• **What this task involves**
Go over the lines below, and when one contains the word "ADUANERO", copy it.

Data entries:

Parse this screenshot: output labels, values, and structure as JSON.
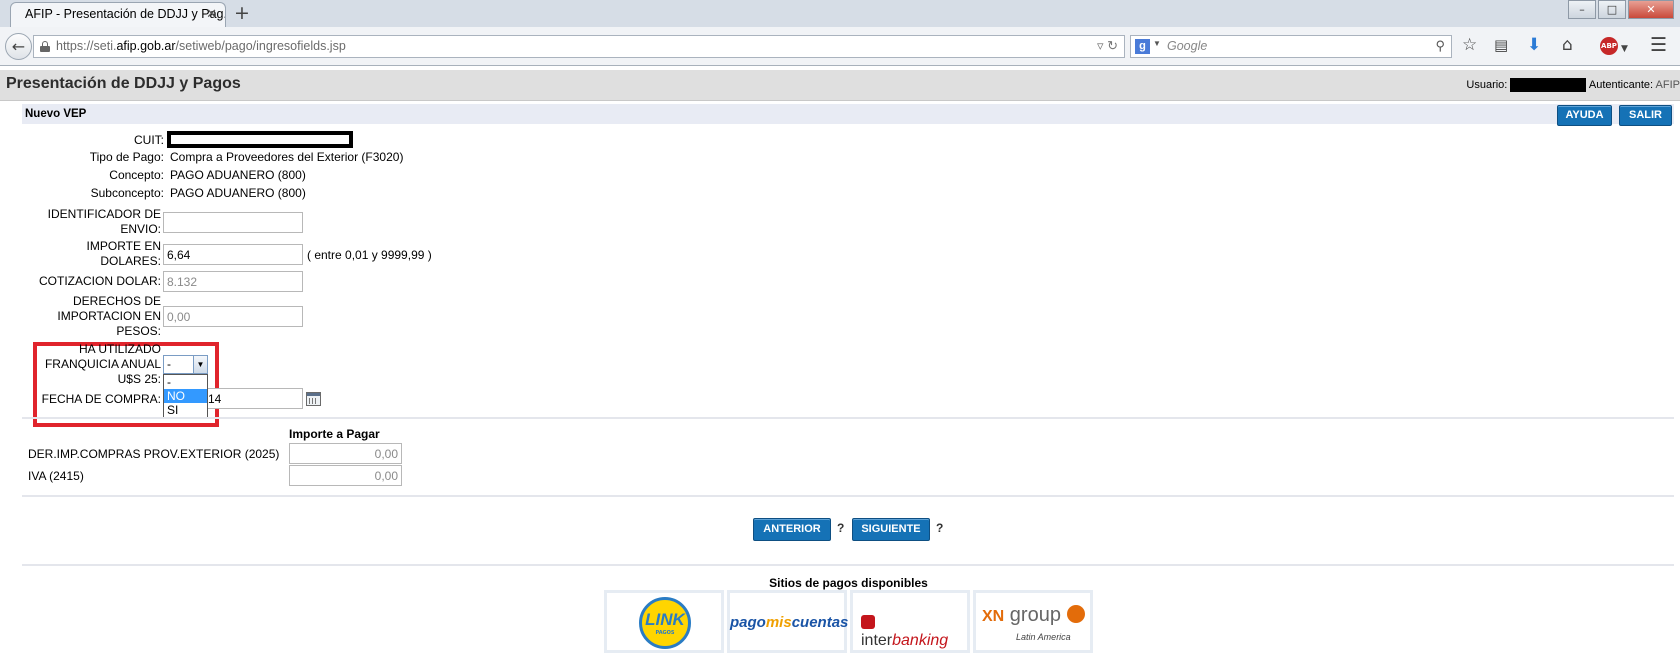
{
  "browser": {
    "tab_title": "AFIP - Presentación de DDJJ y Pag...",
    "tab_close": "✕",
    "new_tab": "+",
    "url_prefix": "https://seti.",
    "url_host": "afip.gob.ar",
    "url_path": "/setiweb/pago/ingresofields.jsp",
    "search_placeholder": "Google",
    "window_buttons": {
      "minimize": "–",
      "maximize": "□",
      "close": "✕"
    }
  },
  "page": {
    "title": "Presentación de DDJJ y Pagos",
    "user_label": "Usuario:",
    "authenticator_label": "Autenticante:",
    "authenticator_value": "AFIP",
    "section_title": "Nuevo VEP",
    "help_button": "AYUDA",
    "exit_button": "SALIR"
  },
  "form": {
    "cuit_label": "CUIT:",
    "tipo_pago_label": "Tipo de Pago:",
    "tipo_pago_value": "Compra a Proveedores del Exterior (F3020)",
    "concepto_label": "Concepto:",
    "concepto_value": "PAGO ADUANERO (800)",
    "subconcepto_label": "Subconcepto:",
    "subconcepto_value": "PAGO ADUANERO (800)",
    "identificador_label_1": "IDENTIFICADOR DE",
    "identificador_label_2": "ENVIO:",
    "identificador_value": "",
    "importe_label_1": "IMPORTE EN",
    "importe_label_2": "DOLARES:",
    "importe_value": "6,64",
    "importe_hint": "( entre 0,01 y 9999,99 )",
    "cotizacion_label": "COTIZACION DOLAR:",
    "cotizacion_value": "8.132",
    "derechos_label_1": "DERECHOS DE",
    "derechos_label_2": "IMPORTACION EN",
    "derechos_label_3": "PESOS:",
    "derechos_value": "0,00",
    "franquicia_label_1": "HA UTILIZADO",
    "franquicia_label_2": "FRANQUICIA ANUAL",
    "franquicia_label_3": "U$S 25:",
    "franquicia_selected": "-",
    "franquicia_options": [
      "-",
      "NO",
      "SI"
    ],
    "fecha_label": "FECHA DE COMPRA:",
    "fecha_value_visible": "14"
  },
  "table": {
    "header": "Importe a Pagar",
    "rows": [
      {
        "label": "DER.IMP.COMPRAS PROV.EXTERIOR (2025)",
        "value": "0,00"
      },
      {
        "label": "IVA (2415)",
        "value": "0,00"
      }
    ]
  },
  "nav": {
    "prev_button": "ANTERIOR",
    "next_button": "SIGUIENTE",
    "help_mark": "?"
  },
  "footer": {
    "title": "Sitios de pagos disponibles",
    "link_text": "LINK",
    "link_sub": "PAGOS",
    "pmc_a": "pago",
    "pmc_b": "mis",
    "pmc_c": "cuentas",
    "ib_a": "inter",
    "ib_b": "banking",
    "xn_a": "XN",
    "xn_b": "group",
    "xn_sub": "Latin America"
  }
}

• **Response**
    "concepto_value": "PAGO ADUANERO (800)",
    "subconcepto_value": "PAGO ADUANERO (800)",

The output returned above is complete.